Please copy out each line of the entries in which "Burget" appears.

(Entries from a dataset of interfaces)
__________________________________________________

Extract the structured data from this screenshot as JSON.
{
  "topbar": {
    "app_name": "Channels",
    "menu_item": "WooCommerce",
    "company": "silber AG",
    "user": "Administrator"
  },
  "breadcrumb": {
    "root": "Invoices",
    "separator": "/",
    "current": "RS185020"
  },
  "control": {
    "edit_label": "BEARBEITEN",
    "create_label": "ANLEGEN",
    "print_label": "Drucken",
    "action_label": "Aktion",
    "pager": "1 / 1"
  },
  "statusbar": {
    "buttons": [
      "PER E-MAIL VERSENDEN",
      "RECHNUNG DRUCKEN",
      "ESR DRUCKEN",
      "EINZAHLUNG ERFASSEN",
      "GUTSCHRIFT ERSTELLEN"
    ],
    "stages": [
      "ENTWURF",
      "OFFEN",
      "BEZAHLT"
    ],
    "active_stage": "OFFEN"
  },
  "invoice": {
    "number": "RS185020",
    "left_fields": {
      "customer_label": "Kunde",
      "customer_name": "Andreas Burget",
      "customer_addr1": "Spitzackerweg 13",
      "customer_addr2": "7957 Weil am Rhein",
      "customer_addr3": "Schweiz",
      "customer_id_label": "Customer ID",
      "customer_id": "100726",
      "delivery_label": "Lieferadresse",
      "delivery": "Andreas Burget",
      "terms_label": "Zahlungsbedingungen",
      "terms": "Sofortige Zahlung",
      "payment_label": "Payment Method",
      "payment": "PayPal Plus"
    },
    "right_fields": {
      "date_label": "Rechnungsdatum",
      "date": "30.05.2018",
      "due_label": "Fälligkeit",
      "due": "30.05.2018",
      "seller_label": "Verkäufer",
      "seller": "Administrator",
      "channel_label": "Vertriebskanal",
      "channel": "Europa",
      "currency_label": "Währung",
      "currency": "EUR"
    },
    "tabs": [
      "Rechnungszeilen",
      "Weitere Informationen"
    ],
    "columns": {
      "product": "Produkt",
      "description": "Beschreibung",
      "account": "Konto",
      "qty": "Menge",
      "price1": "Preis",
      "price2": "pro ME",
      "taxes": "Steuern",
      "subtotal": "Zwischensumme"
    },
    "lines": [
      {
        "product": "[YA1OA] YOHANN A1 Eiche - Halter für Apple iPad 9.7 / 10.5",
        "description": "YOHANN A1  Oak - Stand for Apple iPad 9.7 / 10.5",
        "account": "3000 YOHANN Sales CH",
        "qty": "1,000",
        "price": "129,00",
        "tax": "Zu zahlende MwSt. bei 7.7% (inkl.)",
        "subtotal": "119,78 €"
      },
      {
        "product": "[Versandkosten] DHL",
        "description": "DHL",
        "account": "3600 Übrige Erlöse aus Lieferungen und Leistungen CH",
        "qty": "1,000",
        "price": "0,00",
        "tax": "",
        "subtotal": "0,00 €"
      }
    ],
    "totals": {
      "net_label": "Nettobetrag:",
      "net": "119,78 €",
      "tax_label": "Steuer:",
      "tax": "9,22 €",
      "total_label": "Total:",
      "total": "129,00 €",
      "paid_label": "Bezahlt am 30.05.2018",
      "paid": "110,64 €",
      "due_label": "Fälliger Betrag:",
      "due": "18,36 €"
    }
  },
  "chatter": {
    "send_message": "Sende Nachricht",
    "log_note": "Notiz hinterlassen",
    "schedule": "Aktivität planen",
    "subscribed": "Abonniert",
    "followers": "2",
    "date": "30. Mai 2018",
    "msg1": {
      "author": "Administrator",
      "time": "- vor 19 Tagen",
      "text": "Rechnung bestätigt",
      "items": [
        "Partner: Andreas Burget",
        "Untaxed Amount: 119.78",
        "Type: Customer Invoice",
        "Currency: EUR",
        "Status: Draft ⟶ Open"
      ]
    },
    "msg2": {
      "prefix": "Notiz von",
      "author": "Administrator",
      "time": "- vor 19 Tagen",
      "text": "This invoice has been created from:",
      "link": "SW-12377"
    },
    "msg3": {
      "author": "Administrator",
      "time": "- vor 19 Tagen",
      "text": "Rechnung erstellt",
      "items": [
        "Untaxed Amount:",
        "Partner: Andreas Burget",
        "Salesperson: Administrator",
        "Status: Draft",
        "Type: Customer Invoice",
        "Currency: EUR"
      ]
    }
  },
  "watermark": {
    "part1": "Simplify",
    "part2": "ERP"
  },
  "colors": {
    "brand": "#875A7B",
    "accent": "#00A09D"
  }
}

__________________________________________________

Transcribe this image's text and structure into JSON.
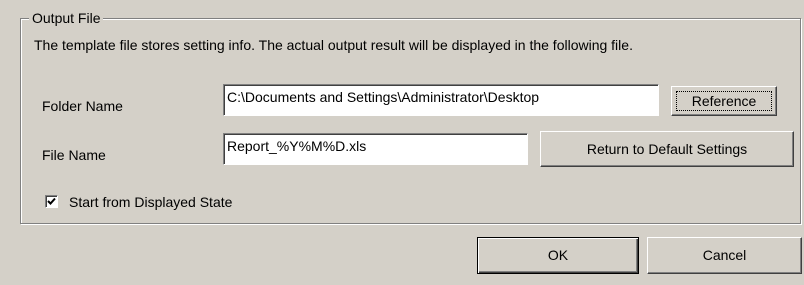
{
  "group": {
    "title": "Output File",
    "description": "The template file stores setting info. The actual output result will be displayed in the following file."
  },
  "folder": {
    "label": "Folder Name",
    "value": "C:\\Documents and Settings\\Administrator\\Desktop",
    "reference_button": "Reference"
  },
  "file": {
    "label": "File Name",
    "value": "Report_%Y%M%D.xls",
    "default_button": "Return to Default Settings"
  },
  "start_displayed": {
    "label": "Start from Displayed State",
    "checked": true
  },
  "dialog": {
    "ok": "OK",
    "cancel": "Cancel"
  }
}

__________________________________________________

_Answer box_:
      "customer_name": "Andreas Burget",
      "delivery": "Andreas Burget",
        "Partner: Andreas Burget",
        "Partner: Andreas Burget",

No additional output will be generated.